WHAT YOU NEED TO DO | Ignoring the pictures, copy the data exactly.

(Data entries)
--- START ---

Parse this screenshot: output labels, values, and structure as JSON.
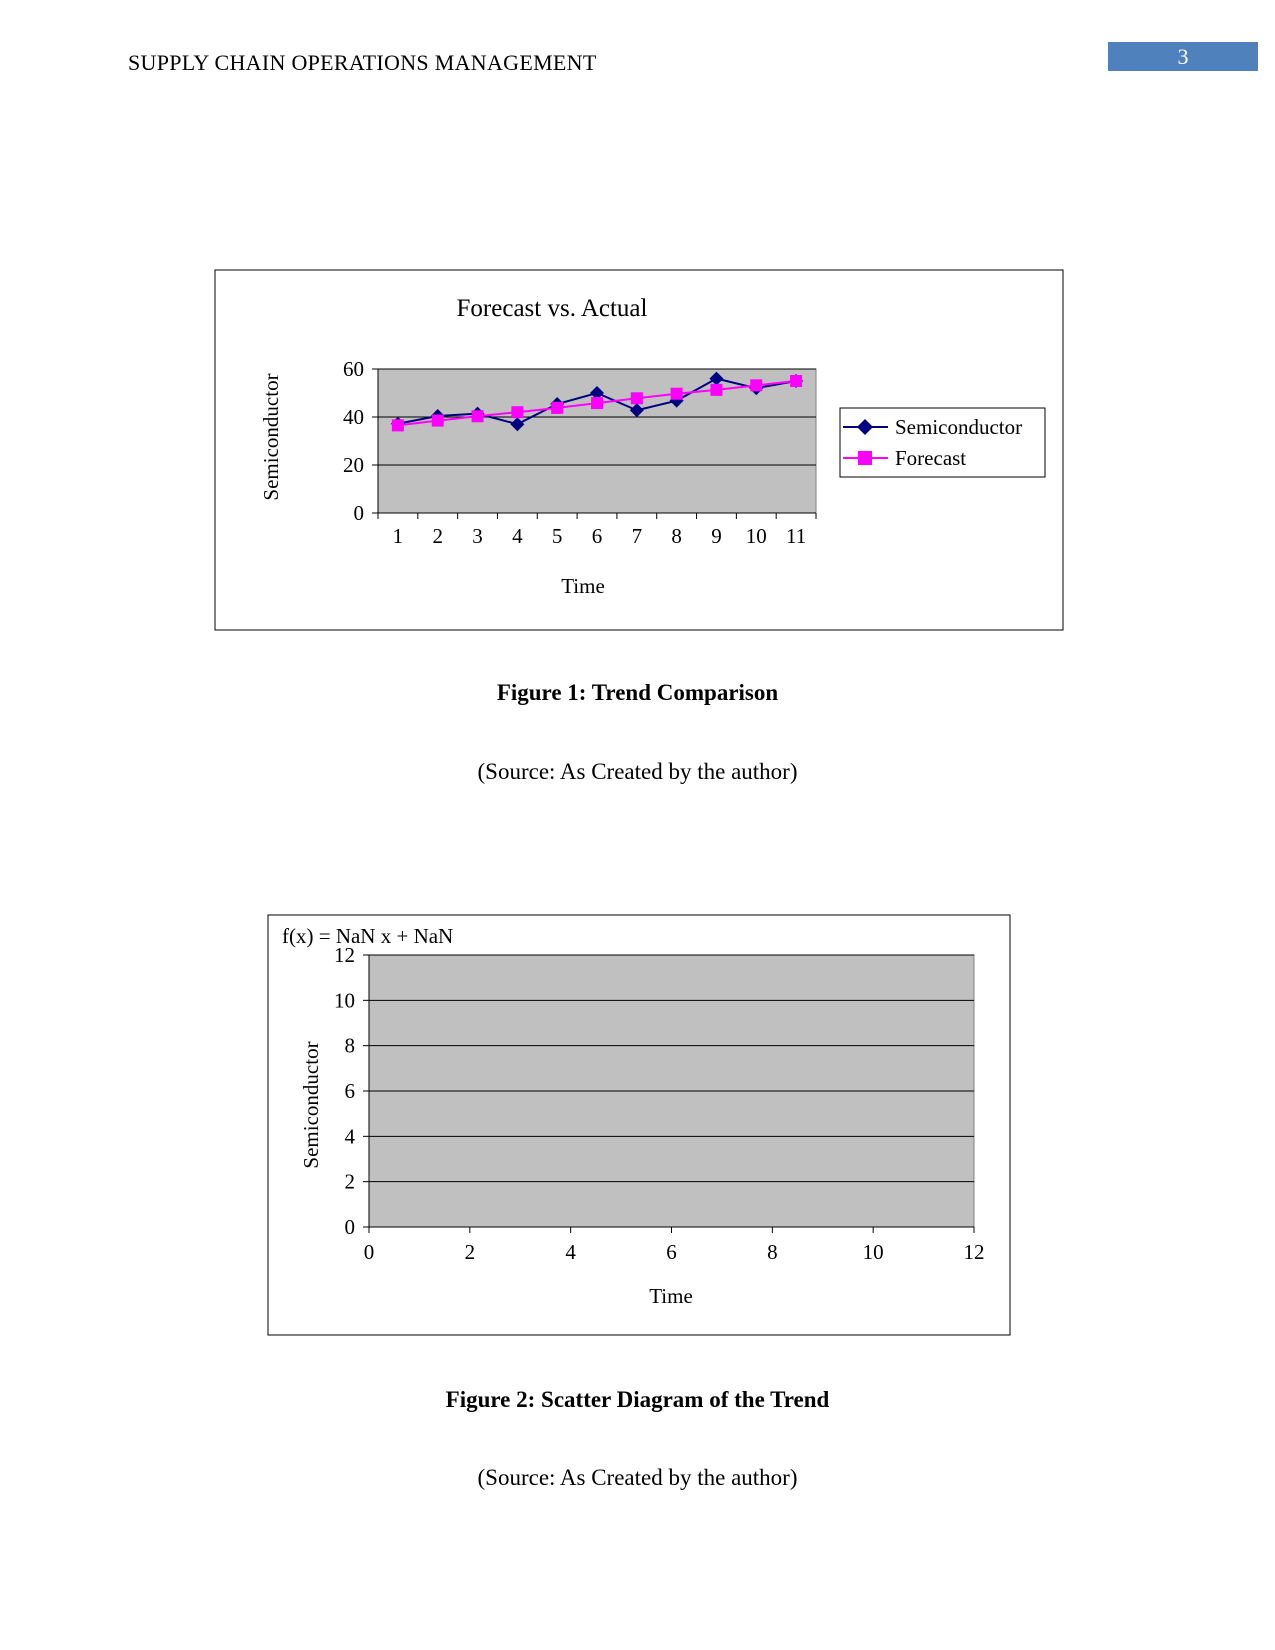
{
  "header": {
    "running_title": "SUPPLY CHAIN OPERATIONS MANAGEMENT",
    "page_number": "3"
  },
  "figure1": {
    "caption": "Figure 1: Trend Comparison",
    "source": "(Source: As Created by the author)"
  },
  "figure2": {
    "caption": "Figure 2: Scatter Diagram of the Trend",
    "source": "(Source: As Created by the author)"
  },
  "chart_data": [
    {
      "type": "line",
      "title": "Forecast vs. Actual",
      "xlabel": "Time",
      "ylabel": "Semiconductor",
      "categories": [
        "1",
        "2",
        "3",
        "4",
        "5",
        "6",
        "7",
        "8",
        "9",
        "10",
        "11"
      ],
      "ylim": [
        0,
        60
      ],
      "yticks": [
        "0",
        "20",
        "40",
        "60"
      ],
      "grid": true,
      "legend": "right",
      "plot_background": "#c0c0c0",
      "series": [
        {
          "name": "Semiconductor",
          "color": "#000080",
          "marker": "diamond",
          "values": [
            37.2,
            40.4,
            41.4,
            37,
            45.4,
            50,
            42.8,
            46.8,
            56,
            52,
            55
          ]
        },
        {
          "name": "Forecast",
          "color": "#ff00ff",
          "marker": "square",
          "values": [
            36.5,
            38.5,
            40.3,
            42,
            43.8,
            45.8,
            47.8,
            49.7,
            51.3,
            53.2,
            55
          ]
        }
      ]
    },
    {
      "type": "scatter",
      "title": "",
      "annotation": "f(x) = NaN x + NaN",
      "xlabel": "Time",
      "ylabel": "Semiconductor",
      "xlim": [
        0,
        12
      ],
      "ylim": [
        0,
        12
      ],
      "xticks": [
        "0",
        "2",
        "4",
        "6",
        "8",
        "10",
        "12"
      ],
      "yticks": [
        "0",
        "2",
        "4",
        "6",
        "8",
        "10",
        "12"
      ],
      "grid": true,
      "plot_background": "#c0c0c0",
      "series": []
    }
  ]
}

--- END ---

RESPONSE TO THIS TASK |
Parse this screenshot: output labels, values, and structure as JSON.
{
  "header": {
    "running_title": "SUPPLY CHAIN OPERATIONS MANAGEMENT",
    "page_number": "3"
  },
  "figure1": {
    "caption": "Figure 1: Trend Comparison",
    "source": "(Source: As Created by the author)"
  },
  "figure2": {
    "caption": "Figure 2: Scatter Diagram of the Trend",
    "source": "(Source: As Created by the author)"
  },
  "chart_data": [
    {
      "type": "line",
      "title": "Forecast vs. Actual",
      "xlabel": "Time",
      "ylabel": "Semiconductor",
      "categories": [
        "1",
        "2",
        "3",
        "4",
        "5",
        "6",
        "7",
        "8",
        "9",
        "10",
        "11"
      ],
      "ylim": [
        0,
        60
      ],
      "yticks": [
        "0",
        "20",
        "40",
        "60"
      ],
      "grid": true,
      "legend": "right",
      "plot_background": "#c0c0c0",
      "series": [
        {
          "name": "Semiconductor",
          "color": "#000080",
          "marker": "diamond",
          "values": [
            37.2,
            40.4,
            41.4,
            37,
            45.4,
            50,
            42.8,
            46.8,
            56,
            52,
            55
          ]
        },
        {
          "name": "Forecast",
          "color": "#ff00ff",
          "marker": "square",
          "values": [
            36.5,
            38.5,
            40.3,
            42,
            43.8,
            45.8,
            47.8,
            49.7,
            51.3,
            53.2,
            55
          ]
        }
      ]
    },
    {
      "type": "scatter",
      "title": "",
      "annotation": "f(x) = NaN x + NaN",
      "xlabel": "Time",
      "ylabel": "Semiconductor",
      "xlim": [
        0,
        12
      ],
      "ylim": [
        0,
        12
      ],
      "xticks": [
        "0",
        "2",
        "4",
        "6",
        "8",
        "10",
        "12"
      ],
      "yticks": [
        "0",
        "2",
        "4",
        "6",
        "8",
        "10",
        "12"
      ],
      "grid": true,
      "plot_background": "#c0c0c0",
      "series": []
    }
  ]
}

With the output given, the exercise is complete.